Leopoldo Janesich (1802-1880) set up his firm in the north eastern Italian coastal city of Trieste on the Capo di Piazzi. Dalmatian by birth, Leopoldo had spent his twenties gaining hands on experience in workshops and by his mid thirties was both an accomplished draughtsman and goldsmith. He began by selling both jewellery and silverware to clients such as bankers, ship owners and merchants who gravitated to Trieste, at this time one of the largest and most important seaports in the Mediterranean. It was also a popular holiday destination for wealthy Austrians who quickly became enamoured of the fine quality jewels he was selling.
As his success grew he was able to establish connections with suppliers and clients throughout Italy including Florence, Rome and Venice. Further afield he looked to Vienna and Hanau but it was his son Giovanni (1836-1927) who would take the name Janesich to France where, after many years of visiting for business, he finally established a branch in Paris on the Rue de Lafayette in 1896. Giovanni’s son Alberto moved to Paris to manage the business and he focused on building the firm’s reputation not only for producing fine jewellery but also as a dealer in precious gemstones and pearls. Alberto’s brother Giuseppe took over the management of the shop in Trieste and between them they fostered relationships with many of the top jewellery houses of the period including Bulgari in Italy and Boucheron, Vever and Chaumet in France. Goods were frequently exchanged between the two locations with pieces made in Paris sold in Trieste and vice versa. Giovanni remained actively involved with both branches and helped his sons to promote the company whilst Alberto settled into life in his new home town and quickly established himself in Parisian high society which of course helped tremendously in acquiring new clients.
He opened an office in London at 179 New Bond Street and by 1913 was in a position to be able to take on another two premises, one situated on Paris’s fashionable rue de la Paix at number 19 and the other in Monte Carlo, opposite the world famous casino. Both locations proved successful, however the outbreak of World War I the following year had a great impact on the firm, as it did so many others. When peace returned so did Janesich’s customers and the decision was made to expand the company further with branches opened in the fashionable French resort towns of Deauville and Vichy. The firm was producing wonderfully fine diamond and gem set jewellery which attracted a wealthy and distinguished clientele including European royalty and aristocracy and in 1925 they were awarded the Royal Warrant of the House of Savoy.
The 1920’s and 30’s were a particularly rich and fruitful period for the firm and they excelled at producing both jewellery and accessories in the fashionable modern style that would become known as Art Deco. They worked with some of the best designers and craftsmen including Alfred Langlois who specialised in decorative compacts and cases (for which Janesich became well known) and who also collaborated with houses such as Van Cleef & Arpels and Boucheron. The watch manufacturers Baume et Mercier supplied the mechanisms for the company’s elegant and stylish watches, some of which were highly original in design. Giuseppe’s son Pietro (known as Momo) joined the company in 1927 the same year as his Grandfather passed away and was soon contributing significantly to the success of the firm.
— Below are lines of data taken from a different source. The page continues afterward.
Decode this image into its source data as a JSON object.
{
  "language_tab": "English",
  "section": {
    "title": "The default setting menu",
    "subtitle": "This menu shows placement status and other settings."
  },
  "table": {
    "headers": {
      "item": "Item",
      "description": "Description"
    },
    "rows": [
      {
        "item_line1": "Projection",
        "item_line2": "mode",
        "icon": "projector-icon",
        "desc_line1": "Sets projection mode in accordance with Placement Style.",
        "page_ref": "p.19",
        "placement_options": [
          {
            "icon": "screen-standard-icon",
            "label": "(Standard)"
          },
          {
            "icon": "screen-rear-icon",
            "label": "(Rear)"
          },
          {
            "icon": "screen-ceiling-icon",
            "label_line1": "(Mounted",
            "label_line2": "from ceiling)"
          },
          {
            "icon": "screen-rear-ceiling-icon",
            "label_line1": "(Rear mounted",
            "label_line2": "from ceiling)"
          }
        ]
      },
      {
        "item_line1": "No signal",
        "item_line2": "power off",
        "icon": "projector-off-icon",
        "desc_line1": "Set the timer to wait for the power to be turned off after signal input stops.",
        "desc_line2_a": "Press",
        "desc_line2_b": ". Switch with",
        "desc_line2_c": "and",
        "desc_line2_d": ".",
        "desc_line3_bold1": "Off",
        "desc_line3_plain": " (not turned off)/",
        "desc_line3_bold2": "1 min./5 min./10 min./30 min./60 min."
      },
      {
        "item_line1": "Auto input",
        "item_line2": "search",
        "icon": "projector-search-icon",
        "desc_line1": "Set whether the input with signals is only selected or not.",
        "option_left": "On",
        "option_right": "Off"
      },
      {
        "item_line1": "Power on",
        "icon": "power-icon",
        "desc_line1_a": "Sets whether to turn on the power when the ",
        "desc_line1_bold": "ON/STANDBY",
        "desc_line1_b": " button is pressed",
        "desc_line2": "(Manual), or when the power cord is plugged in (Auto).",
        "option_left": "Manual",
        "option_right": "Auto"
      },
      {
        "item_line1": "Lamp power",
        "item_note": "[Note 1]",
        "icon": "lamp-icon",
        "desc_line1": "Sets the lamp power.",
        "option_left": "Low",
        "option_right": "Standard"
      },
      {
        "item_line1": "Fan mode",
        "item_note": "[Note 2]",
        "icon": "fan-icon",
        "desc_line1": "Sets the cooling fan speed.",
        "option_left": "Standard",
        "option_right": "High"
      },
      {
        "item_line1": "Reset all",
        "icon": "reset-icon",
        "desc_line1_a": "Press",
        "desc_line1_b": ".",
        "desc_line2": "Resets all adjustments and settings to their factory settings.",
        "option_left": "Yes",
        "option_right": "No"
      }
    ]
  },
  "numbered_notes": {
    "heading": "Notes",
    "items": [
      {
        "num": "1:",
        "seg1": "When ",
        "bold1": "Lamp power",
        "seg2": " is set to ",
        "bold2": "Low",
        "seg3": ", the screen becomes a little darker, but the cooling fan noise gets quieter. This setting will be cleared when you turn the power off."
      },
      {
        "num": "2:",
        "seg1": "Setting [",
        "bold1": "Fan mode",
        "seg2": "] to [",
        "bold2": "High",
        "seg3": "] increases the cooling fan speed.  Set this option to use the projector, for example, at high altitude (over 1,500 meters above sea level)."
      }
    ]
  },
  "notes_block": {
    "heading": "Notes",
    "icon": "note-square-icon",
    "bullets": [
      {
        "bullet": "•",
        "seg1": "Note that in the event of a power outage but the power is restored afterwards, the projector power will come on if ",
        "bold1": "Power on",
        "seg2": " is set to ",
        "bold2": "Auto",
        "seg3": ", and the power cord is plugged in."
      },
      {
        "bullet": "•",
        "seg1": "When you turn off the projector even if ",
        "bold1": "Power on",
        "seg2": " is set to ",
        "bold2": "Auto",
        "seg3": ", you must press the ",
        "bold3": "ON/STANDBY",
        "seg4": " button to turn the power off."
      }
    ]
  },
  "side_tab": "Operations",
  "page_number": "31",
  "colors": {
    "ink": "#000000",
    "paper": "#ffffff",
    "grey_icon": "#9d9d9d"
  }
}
Alberto passed away in 1933 and Giuseppe in 1937 meaning that by the time the Second World War broke out Pietro was running the company alone. Some of the braches had already been closed and it was now that Pietro decided to return home to Italy and to Trieste from where he continued to work until his death in 1971. Today the business is still operating in Trieste, run by Francesco, the sixth generation of Janesich to head up this family firm with its rich history of beautifully designed and crafted fine jewels and accessories.